Bike Week 2020

Bike Week 2020

Bike Week 2020

Our Committee shares what this year’s Bike Week (June 6-14th) holds for them

I am enjoying seeing all the families cycling – even those with really little children – now that there is less traffic. I know that many bicycle shops are busier than ever.  How great would it be if we could help families feel safe by having segregated, safe cycling routes?

Jake Backus, Cyclox Committee member and youth cycle coach

Alison Hill, Chair:

I have led a Bike Week ride every year for the last four years, called the ‘Traffic-Light-Free’ city cycle ride.  It has been great fun planning a route that avoids any traffic lights completely (although the use of pelican and toucan crossings is allowed to cross main roads). I am enjoying thinking back on the past rides, and imagining how many more people would have joined the ride this year, given that the streets are so much quieter, and the air cleaner. Cyclox is hoping to do a series of short routes for people in the city, and this traffic-light-free route will be one of them, so even if I can’t lead it, at least people will still be able to enjoy it. So, to celebrate bike week, I will go and do that ride.

As for other cycle related events during this week – much of them will be done sitting at my desk, writing emails, speaking on the phone, and attending Zoom meetings. I will also use the time to think about what the future might hold for cycling at this critical time, when we want to ensure that cycling is prioritised over motorised traffic, to avoid clogging up our streets as lockdown eases. 

Kathryn McNicoll, Honorary Secretary:

The Bikes for Keyworkers project will have me thinking about almost nothing but bikes: which bikes shall I allocate to which mechanics? Which mechanics have space to take another bike? How can we find more women’s bikes? This bike is ready – which keyworker shall I allocate it to? Have I matched them to the right-sized bike? How do we translate over 200 donated bikes into 200 more people being able to cycle to work? It’s wonderful but terrifying.   

I will also be thinking of how traffic is building up again and how we must not miss this golden opportunity to make Oxford a more liveable city with wider pavements for distancing pedestrians and safer separate cycle lanes. 

As we gradually ease out of lockdown, I will be thinking of all those people who have helped us through this difficult period: at least the keyworker bike project is a small way of saying thank you to some of them. 

I will be thinking about a friend who learned in the first week of lockdown that his cancer was terminal. I will think, on Tuesday, about a ZOOM lesson for the grandchildren.  And at least three times this week I hope to have a socially distanced walk with my 94-year-old mother along the pavement, marvelling at the colours of the flowers and the trees as we have done for the last few weeks. Through all the misery and the fear and the bewilderment at what has hit us, what an amazingly beautiful spring we have had.

Steve Unwin, Membership Secretary, has a long Bike Week to do list:
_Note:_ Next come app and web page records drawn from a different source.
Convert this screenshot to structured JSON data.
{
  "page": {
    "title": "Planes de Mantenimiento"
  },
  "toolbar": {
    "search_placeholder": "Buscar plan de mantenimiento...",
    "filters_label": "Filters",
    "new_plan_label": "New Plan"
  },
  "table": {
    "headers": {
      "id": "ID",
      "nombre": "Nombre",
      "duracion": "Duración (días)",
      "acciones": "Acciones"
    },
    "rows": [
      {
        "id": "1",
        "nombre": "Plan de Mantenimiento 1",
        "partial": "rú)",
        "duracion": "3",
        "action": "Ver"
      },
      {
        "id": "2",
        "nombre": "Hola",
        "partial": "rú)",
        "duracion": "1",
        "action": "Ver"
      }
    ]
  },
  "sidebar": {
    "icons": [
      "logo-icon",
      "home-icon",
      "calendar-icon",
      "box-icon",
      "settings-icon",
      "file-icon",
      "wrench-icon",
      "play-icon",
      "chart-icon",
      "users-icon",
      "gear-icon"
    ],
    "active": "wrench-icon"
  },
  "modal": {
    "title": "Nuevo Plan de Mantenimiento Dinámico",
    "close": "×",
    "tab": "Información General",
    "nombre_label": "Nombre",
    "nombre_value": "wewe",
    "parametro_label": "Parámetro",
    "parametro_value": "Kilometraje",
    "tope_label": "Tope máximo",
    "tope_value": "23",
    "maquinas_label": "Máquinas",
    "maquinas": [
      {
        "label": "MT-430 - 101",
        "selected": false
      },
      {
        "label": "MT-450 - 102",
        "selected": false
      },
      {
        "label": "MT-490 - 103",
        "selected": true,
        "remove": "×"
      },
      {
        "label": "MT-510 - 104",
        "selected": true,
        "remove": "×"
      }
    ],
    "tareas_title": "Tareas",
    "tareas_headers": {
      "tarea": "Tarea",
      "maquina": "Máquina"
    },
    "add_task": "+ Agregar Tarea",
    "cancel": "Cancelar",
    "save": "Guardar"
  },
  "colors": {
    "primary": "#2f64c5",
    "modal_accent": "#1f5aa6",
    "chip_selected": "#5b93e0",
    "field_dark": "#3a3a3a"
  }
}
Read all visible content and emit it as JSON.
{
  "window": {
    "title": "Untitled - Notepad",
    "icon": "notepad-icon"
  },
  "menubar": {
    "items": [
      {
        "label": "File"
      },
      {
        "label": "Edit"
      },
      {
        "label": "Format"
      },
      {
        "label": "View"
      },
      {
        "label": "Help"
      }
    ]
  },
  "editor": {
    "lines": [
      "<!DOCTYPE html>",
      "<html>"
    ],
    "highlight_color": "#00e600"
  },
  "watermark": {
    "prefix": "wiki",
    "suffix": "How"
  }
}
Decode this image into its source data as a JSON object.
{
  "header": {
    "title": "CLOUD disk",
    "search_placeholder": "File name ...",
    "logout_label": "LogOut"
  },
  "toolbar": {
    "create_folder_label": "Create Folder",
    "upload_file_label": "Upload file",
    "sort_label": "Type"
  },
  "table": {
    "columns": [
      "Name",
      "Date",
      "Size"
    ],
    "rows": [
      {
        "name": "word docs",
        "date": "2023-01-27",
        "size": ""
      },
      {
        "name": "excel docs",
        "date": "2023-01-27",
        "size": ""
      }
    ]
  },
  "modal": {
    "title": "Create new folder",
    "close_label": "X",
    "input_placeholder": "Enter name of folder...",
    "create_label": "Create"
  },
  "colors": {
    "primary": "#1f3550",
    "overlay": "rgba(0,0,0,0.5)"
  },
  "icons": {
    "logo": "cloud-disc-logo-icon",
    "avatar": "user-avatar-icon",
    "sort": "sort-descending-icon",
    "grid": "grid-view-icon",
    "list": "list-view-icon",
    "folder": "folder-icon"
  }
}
  • getting a neglected bike fit for for a keyworker to use:
  • taking the bike to another mechanic to check
  • delivering spare tyres to another volunteer mechanic
  • dismantling rejected bikes for spares
  • doing some maintenance work on my own bike
  • inspecting another donated bike to see if it’s repairable and bringing it home if it is
  • stocking up on cheap spares at Decathlon
  • completing checklists for repaired bikes
  • checking bikes repaired by other volunteer mechanics
  • cycling in and out of Oxford to complete all of these tasks
  • getting excited about possible emergency measures to make walking and cycling Oxfordshire safer, and more attractive 
  • feeling disappointed at the initial list of actions published by the Council and hoping these turn out to be better than they seem
  • attending Zoom meetings for the Bikes for Keyworkers project and Wheels for All – Oxford 
  • planning for the safe return of Wheels for All sessions
  • liking and forwarding tweets about all the good bike-related things going on
  • ignoring all the U-turns, spin, mis-truths and conflicting pronouncements from those who are supposed to be leading the country
  • getting out on my bike in the countryside to clear my head and reconnect with the natural world


Leave a Reply

Your email address will not be published. Required fields are marked *